Document Type

Dissertation - Open Access

Award Date


Degree Name

Doctor of Philosophy (PhD)

Department / School

Animal Science

First Advisor

James K. Lewis


Six replications of l-herd 16-subunit High-Performance Short-Duration (HPSDG) and Repeated-Seasonal (RSG) (May-Sep.) grazing system treatments were compared during 1983 and 1984 at the Cottonwood Range and Livestock Research Station located in western South Dakota. Calves and lambs were allotted to the experimental pastures in sets approximately equal on an animal unit basis. Animal numbers were adjusted with put-and-take sets to attain planned forage levels for each cycle of rotation in HPSDG and comparable end of season forage use levels in both treatments. The HPSDG system was operated with four cycles of rotation that had 1, 2, 2 and 3 occupation days and 15, 30, 30 and 45 planned nonuse days during cycles one through four, respectively. Animal performance and production, diet composition and quality, vegetation, standing crop dynamics, forage utilization, soil compaction, and emergence, growth and developmental characteristics of key plant species were studied. Seasonal average daily gains (ADG) of both RSG calves and lambs were greater during 1983 (0.52 vs. 0.39 kg/d and 72.6 vs. 45.4 g/d), and RSG calf ADG was greater during 1984 (0.68 vs. 0.62 kg/d) (PAgropyron smithiiRydb.) and annual grasses and lambs selecting shortgrasses (buffalograss (Buchloe dsctyloides (Nutt.) Engelm.) and blue grama (Boutelous gracilis (H.B.K.) Lag. ex Griffiths)). Distinct changes in standing crop and apparent forage use before and after subunit occupation were quantified in HPSDG as well as at selected dates in RSG. In 1984, peak live plus recent-dead stand1ng crop was observed on August 24 in an ungrazed treatment (2080 kg/ha), July 20 in RSG (1358 kg/ha) and immediately before subunit occupation during cycle 4 in HPSDG (1472 kg/ha). Western wheatgrass and shortgrasses accounted for about 80 to 82% of this peak standing crop in all three treatments.

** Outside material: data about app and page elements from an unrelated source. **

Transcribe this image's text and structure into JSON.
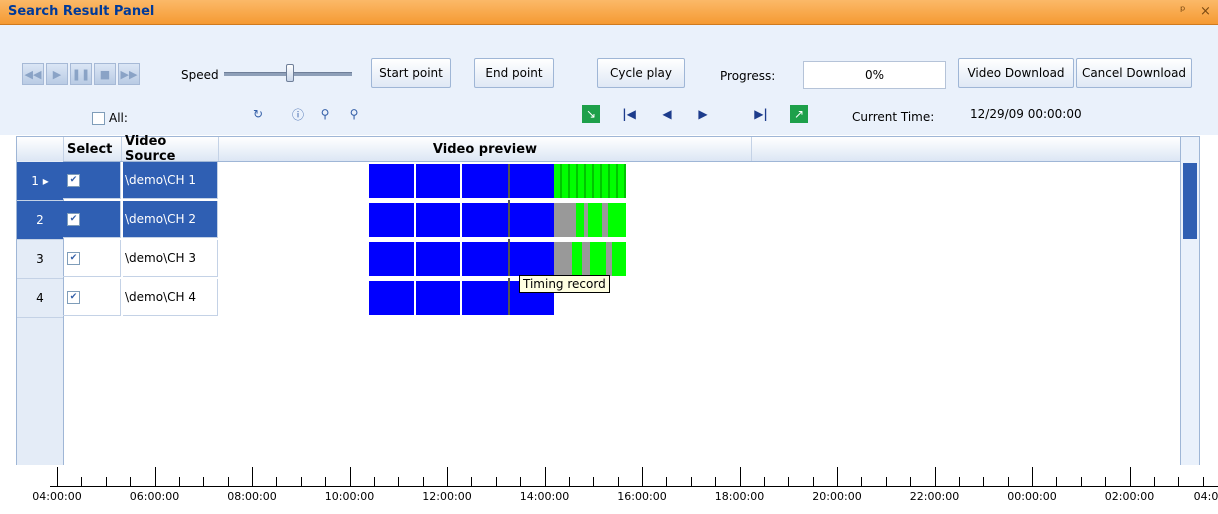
{
  "window": {
    "title": "Search Result Panel",
    "pin_icon": "pin-icon",
    "close_label": "×"
  },
  "toolbar": {
    "speed_label": "Speed",
    "speed_level_fraction": 0.5,
    "start_point": "Start point",
    "end_point": "End point",
    "cycle_play": "Cycle play",
    "progress_label": "Progress:",
    "progress_value": "0%",
    "video_download": "Video Download",
    "cancel_download": "Cancel Download",
    "all_label": "All:",
    "current_time_label": "Current Time:",
    "current_time_value": "12/29/09  00:00:00"
  },
  "grid": {
    "headers": {
      "select": "Select",
      "video_source": "Video Source",
      "video_preview": "Video preview"
    },
    "rows": [
      {
        "num": "1",
        "source": "\\demo\\CH 1",
        "checked": true,
        "selected": true
      },
      {
        "num": "2",
        "source": "\\demo\\CH 2",
        "checked": true,
        "selected": true
      },
      {
        "num": "3",
        "source": "\\demo\\CH 3",
        "checked": true,
        "selected": false
      },
      {
        "num": "4",
        "source": "\\demo\\CH 4",
        "checked": true,
        "selected": false
      }
    ],
    "tooltip": "Timing record"
  },
  "timeline": {
    "labels": [
      "04:00:00",
      "06:00:00",
      "08:00:00",
      "10:00:00",
      "12:00:00",
      "14:00:00",
      "16:00:00",
      "18:00:00",
      "20:00:00",
      "22:00:00",
      "00:00:00",
      "02:00:00",
      "04:0"
    ]
  },
  "colors": {
    "title_bg": "#f59a33",
    "record_blue": "#0000ff",
    "record_green": "#00ff00",
    "record_gray": "#999999",
    "selection": "#2f5fb3"
  }
}
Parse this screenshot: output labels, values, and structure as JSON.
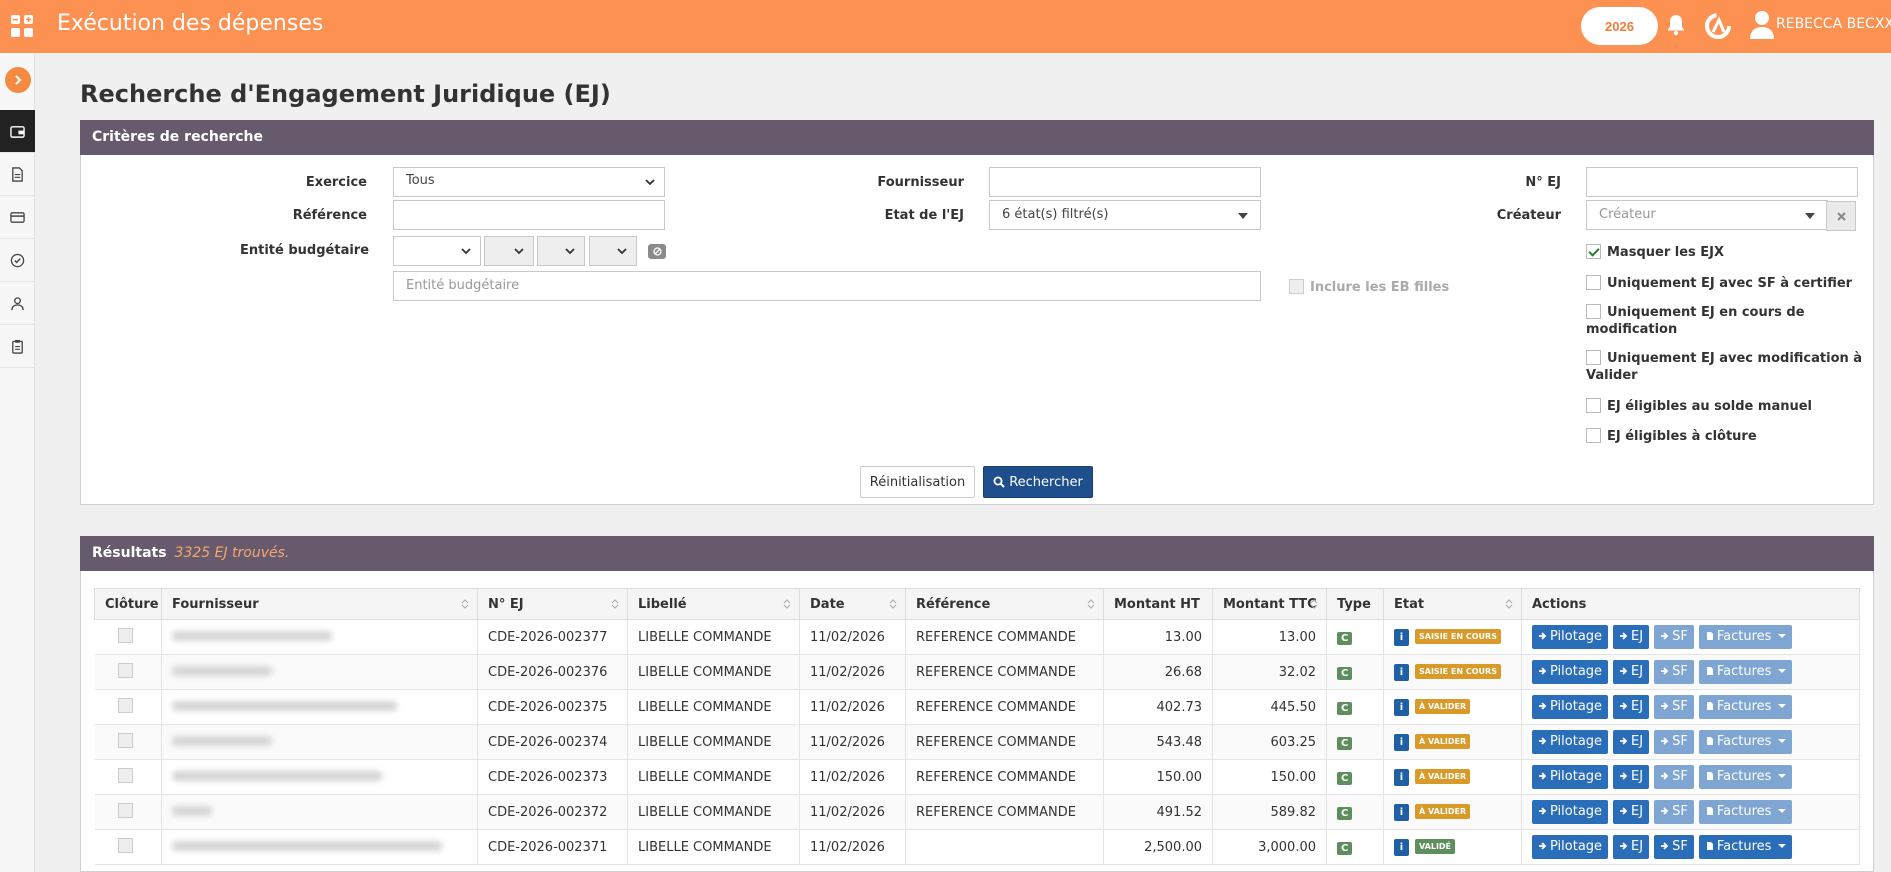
{
  "header": {
    "app_title": "Exécution des dépenses",
    "year": "2026",
    "user_name": "REBECCA BECXX"
  },
  "page": {
    "title": "Recherche d'Engagement Juridique (EJ)"
  },
  "criteria": {
    "panel_title": "Critères de recherche",
    "exercice_label": "Exercice",
    "exercice_value": "Tous",
    "fournisseur_label": "Fournisseur",
    "fournisseur_value": "",
    "num_ej_label": "N° EJ",
    "num_ej_value": "",
    "reference_label": "Référence",
    "reference_value": "",
    "etat_label": "Etat de l'EJ",
    "etat_value": "6 état(s) filtré(s)",
    "createur_label": "Créateur",
    "createur_placeholder": "Créateur",
    "entite_label": "Entité budgétaire",
    "entite_placeholder": "Entité budgétaire",
    "inclure_eb_filles": "Inclure les EB filles",
    "checkboxes": [
      {
        "label": "Masquer les EJX",
        "checked": true
      },
      {
        "label": "Uniquement EJ avec SF à certifier",
        "checked": false
      },
      {
        "label": "Uniquement EJ en cours de modification",
        "checked": false
      },
      {
        "label": "Uniquement EJ avec modification à Valider",
        "checked": false
      },
      {
        "label": "EJ éligibles au solde manuel",
        "checked": false
      },
      {
        "label": "EJ éligibles à clôture",
        "checked": false
      }
    ],
    "reset_label": "Réinitialisation",
    "search_label": "Rechercher"
  },
  "results": {
    "panel_title": "Résultats",
    "count_text": "3325 EJ trouvés.",
    "columns": [
      "Clôture",
      "Fournisseur",
      "N° EJ",
      "Libellé",
      "Date",
      "Référence",
      "Montant HT",
      "Montant TTC",
      "Type",
      "Etat",
      "Actions"
    ],
    "rows": [
      {
        "num": "CDE-2026-002377",
        "libelle": "LIBELLE COMMANDE",
        "date": "11/02/2026",
        "reference": "REFERENCE COMMANDE",
        "ht": "13.00",
        "ttc": "13.00",
        "type": "C",
        "etat": "SAISIE EN COURS",
        "etat_color": "#d99a29",
        "sf_enabled": false
      },
      {
        "num": "CDE-2026-002376",
        "libelle": "LIBELLE COMMANDE",
        "date": "11/02/2026",
        "reference": "REFERENCE COMMANDE",
        "ht": "26.68",
        "ttc": "32.02",
        "type": "C",
        "etat": "SAISIE EN COURS",
        "etat_color": "#d99a29",
        "sf_enabled": false
      },
      {
        "num": "CDE-2026-002375",
        "libelle": "LIBELLE COMMANDE",
        "date": "11/02/2026",
        "reference": "REFERENCE COMMANDE",
        "ht": "402.73",
        "ttc": "445.50",
        "type": "C",
        "etat": "À VALIDER",
        "etat_color": "#d99a29",
        "sf_enabled": false
      },
      {
        "num": "CDE-2026-002374",
        "libelle": "LIBELLE COMMANDE",
        "date": "11/02/2026",
        "reference": "REFERENCE COMMANDE",
        "ht": "543.48",
        "ttc": "603.25",
        "type": "C",
        "etat": "À VALIDER",
        "etat_color": "#d99a29",
        "sf_enabled": false
      },
      {
        "num": "CDE-2026-002373",
        "libelle": "LIBELLE COMMANDE",
        "date": "11/02/2026",
        "reference": "REFERENCE COMMANDE",
        "ht": "150.00",
        "ttc": "150.00",
        "type": "C",
        "etat": "À VALIDER",
        "etat_color": "#d99a29",
        "sf_enabled": false
      },
      {
        "num": "CDE-2026-002372",
        "libelle": "LIBELLE COMMANDE",
        "date": "11/02/2026",
        "reference": "REFERENCE COMMANDE",
        "ht": "491.52",
        "ttc": "589.82",
        "type": "C",
        "etat": "À VALIDER",
        "etat_color": "#d99a29",
        "sf_enabled": false
      },
      {
        "num": "CDE-2026-002371",
        "libelle": "LIBELLE COMMANDE",
        "date": "11/02/2026",
        "reference": "",
        "ht": "2,500.00",
        "ttc": "3,000.00",
        "type": "C",
        "etat": "VALIDÉ",
        "etat_color": "#5e8e5e",
        "sf_enabled": true
      }
    ],
    "actions": {
      "pilotage": "Pilotage",
      "ej": "EJ",
      "sf": "SF",
      "factures": "Factures"
    }
  },
  "colors": {
    "topbar": "#fd9152",
    "panel_header": "#675a6c",
    "primary_button": "#1e4f8c",
    "action_button": "#2a6db8"
  }
}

End of season use estimates of western wheatgrass were not different between treatments (P>.05), but use of the two shortgrasses was higher in HPSDG (P.05).

Library of Congress Subject Headings

Forage plants
Feed utilization efficiency




South Dakota State University